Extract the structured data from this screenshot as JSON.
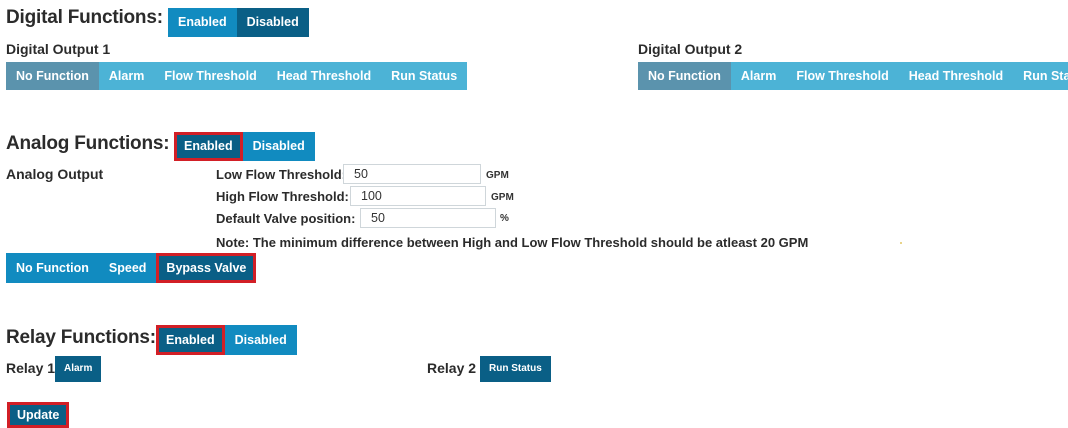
{
  "digital": {
    "title": "Digital Functions:",
    "toggle": [
      "Enabled",
      "Disabled"
    ],
    "output1_label": "Digital Output 1",
    "output2_label": "Digital Output 2",
    "options": [
      "No Function",
      "Alarm",
      "Flow Threshold",
      "Head Threshold",
      "Run Status"
    ]
  },
  "analog": {
    "title": "Analog Functions:",
    "toggle": [
      "Enabled",
      "Disabled"
    ],
    "output_label": "Analog Output",
    "low_flow_label": "Low Flow Threshold:",
    "low_flow_value": "50",
    "low_flow_unit": "GPM",
    "high_flow_label": "High Flow Threshold:",
    "high_flow_value": "100",
    "high_flow_unit": "GPM",
    "valve_label": "Default Valve position:",
    "valve_value": "50",
    "valve_unit": "%",
    "note": "Note: The minimum difference between High and Low Flow Threshold should be atleast 20 GPM",
    "options": [
      "No Function",
      "Speed",
      "Bypass Valve"
    ]
  },
  "relay": {
    "title": "Relay Functions:",
    "toggle": [
      "Enabled",
      "Disabled"
    ],
    "relay1_label": "Relay 1",
    "relay1_value": "Alarm",
    "relay2_label": "Relay 2",
    "relay2_value": "Run Status"
  },
  "update_label": "Update",
  "colors": {
    "light": "#4cb3d6",
    "mid": "#118bc0",
    "dark": "#0a5f86",
    "grey": "#5b93ad",
    "highlight": "#d21f26"
  }
}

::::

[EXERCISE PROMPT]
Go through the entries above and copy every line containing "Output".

[WRITTEN SOLUTION]
    "output1_label": "Digital Output 1",
    "output2_label": "Digital Output 2",
    "output_label": "Analog Output",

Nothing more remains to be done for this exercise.